Exactly as written, set down every entry once more.

## Dataset entries:
= Beginning of Section =

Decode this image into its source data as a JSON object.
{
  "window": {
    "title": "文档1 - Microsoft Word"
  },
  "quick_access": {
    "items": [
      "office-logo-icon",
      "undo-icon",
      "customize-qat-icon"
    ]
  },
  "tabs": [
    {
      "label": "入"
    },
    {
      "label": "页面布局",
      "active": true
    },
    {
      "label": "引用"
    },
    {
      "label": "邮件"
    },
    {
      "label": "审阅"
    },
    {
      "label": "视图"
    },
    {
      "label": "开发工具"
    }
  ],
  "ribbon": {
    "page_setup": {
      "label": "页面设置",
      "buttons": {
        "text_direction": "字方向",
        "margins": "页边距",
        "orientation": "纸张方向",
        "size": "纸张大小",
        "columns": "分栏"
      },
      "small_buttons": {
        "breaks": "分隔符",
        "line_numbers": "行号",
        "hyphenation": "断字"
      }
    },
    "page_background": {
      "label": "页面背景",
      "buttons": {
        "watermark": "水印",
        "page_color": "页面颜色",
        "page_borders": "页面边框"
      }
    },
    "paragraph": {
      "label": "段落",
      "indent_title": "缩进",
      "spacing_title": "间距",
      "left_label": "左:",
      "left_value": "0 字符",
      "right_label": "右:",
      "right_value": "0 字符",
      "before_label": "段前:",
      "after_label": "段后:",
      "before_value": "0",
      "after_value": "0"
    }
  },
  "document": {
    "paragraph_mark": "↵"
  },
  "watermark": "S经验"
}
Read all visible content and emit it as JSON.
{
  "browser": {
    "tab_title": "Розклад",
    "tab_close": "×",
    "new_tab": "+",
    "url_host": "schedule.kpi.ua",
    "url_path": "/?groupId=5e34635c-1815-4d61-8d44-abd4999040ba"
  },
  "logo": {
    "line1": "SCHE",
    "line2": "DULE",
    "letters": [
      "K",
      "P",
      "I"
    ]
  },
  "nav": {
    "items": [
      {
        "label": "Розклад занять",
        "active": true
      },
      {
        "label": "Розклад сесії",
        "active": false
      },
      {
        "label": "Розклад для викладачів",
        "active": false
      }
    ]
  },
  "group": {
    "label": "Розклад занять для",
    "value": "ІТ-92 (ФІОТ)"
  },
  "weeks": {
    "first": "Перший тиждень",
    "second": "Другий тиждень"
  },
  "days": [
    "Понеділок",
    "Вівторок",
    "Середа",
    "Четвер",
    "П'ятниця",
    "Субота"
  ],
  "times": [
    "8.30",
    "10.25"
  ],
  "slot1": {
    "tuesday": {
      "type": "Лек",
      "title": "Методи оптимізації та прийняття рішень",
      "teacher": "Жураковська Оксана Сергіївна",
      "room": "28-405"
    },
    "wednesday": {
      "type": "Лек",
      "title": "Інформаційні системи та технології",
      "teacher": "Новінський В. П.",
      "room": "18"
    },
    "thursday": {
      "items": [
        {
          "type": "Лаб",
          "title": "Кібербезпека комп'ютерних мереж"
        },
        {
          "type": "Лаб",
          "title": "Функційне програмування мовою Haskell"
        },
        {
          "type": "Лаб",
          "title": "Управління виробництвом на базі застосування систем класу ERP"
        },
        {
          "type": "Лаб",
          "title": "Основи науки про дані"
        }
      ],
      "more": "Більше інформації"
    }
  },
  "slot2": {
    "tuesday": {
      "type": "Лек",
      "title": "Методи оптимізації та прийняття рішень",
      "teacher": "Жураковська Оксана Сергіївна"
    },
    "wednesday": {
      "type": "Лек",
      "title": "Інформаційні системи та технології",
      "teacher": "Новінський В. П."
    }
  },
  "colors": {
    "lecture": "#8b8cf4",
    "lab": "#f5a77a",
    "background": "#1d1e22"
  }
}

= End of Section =

## TASK OUTPUT:
Decode this image into its source data as a JSON object.
{
  "window": {
    "title": "文档1 - Microsoft Word"
  },
  "quick_access": {
    "items": [
      "office-logo-icon",
      "undo-icon",
      "customize-qat-icon"
    ]
  },
  "tabs": [
    {
      "label": "入"
    },
    {
      "label": "页面布局",
      "active": true
    },
    {
      "label": "引用"
    },
    {
      "label": "邮件"
    },
    {
      "label": "审阅"
    },
    {
      "label": "视图"
    },
    {
      "label": "开发工具"
    }
  ],
  "ribbon": {
    "page_setup": {
      "label": "页面设置",
      "buttons": {
        "text_direction": "字方向",
        "margins": "页边距",
        "orientation": "纸张方向",
        "size": "纸张大小",
        "columns": "分栏"
      },
      "small_buttons": {
        "breaks": "分隔符",
        "line_numbers": "行号",
        "hyphenation": "断字"
      }
    },
    "page_background": {
      "label": "页面背景",
      "buttons": {
        "watermark": "水印",
        "page_color": "页面颜色",
        "page_borders": "页面边框"
      }
    },
    "paragraph": {
      "label": "段落",
      "indent_title": "缩进",
      "spacing_title": "间距",
      "left_label": "左:",
      "left_value": "0 字符",
      "right_label": "右:",
      "right_value": "0 字符",
      "before_label": "段前:",
      "after_label": "段后:",
      "before_value": "0",
      "after_value": "0"
    }
  },
  "document": {
    "paragraph_mark": "↵"
  },
  "watermark": "S经验"
}
Read all visible content and emit it as JSON.
{
  "browser": {
    "tab_title": "Розклад",
    "tab_close": "×",
    "new_tab": "+",
    "url_host": "schedule.kpi.ua",
    "url_path": "/?groupId=5e34635c-1815-4d61-8d44-abd4999040ba"
  },
  "logo": {
    "line1": "SCHE",
    "line2": "DULE",
    "letters": [
      "K",
      "P",
      "I"
    ]
  },
  "nav": {
    "items": [
      {
        "label": "Розклад занять",
        "active": true
      },
      {
        "label": "Розклад сесії",
        "active": false
      },
      {
        "label": "Розклад для викладачів",
        "active": false
      }
    ]
  },
  "group": {
    "label": "Розклад занять для",
    "value": "ІТ-92 (ФІОТ)"
  },
  "weeks": {
    "first": "Перший тиждень",
    "second": "Другий тиждень"
  },
  "days": [
    "Понеділок",
    "Вівторок",
    "Середа",
    "Четвер",
    "П'ятниця",
    "Субота"
  ],
  "times": [
    "8.30",
    "10.25"
  ],
  "slot1": {
    "tuesday": {
      "type": "Лек",
      "title": "Методи оптимізації та прийняття рішень",
      "teacher": "Жураковська Оксана Сергіївна",
      "room": "28-405"
    },
    "wednesday": {
      "type": "Лек",
      "title": "Інформаційні системи та технології",
      "teacher": "Новінський В. П.",
      "room": "18"
    },
    "thursday": {
      "items": [
        {
          "type": "Лаб",
          "title": "Кібербезпека комп'ютерних мереж"
        },
        {
          "type": "Лаб",
          "title": "Функційне програмування мовою Haskell"
        },
        {
          "type": "Лаб",
          "title": "Управління виробництвом на базі застосування систем класу ERP"
        },
        {
          "type": "Лаб",
          "title": "Основи науки про дані"
        }
      ],
      "more": "Більше інформації"
    }
  },
  "slot2": {
    "tuesday": {
      "type": "Лек",
      "title": "Методи оптимізації та прийняття рішень",
      "teacher": "Жураковська Оксана Сергіївна"
    },
    "wednesday": {
      "type": "Лек",
      "title": "Інформаційні системи та технології",
      "teacher": "Новінський В. П."
    }
  },
  "colors": {
    "lecture": "#8b8cf4",
    "lab": "#f5a77a",
    "background": "#1d1e22"
  }
}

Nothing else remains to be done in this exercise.